What the exercise asks >>
Repeat the entries beneath in their entirety, precisely as given.

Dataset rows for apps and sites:
■ ■ ■ ■ ■
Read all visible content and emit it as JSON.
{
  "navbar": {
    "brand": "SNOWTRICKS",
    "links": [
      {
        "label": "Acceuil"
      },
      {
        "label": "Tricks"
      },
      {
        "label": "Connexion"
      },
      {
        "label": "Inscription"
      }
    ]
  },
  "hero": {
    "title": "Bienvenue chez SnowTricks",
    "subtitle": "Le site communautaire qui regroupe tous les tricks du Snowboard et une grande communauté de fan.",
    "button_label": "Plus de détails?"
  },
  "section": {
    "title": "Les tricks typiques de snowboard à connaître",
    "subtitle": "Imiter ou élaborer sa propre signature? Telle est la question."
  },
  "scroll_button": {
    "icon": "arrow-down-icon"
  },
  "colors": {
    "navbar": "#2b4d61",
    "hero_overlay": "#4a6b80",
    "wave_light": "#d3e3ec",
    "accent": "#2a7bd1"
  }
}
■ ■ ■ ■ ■
Task answer >>
Read all visible content and emit it as JSON.
{
  "navbar": {
    "brand": "SNOWTRICKS",
    "links": [
      {
        "label": "Acceuil"
      },
      {
        "label": "Tricks"
      },
      {
        "label": "Connexion"
      },
      {
        "label": "Inscription"
      }
    ]
  },
  "hero": {
    "title": "Bienvenue chez SnowTricks",
    "subtitle": "Le site communautaire qui regroupe tous les tricks du Snowboard et une grande communauté de fan.",
    "button_label": "Plus de détails?"
  },
  "section": {
    "title": "Les tricks typiques de snowboard à connaître",
    "subtitle": "Imiter ou élaborer sa propre signature? Telle est la question."
  },
  "scroll_button": {
    "icon": "arrow-down-icon"
  },
  "colors": {
    "navbar": "#2b4d61",
    "hero_overlay": "#4a6b80",
    "wave_light": "#d3e3ec",
    "accent": "#2a7bd1"
  }
}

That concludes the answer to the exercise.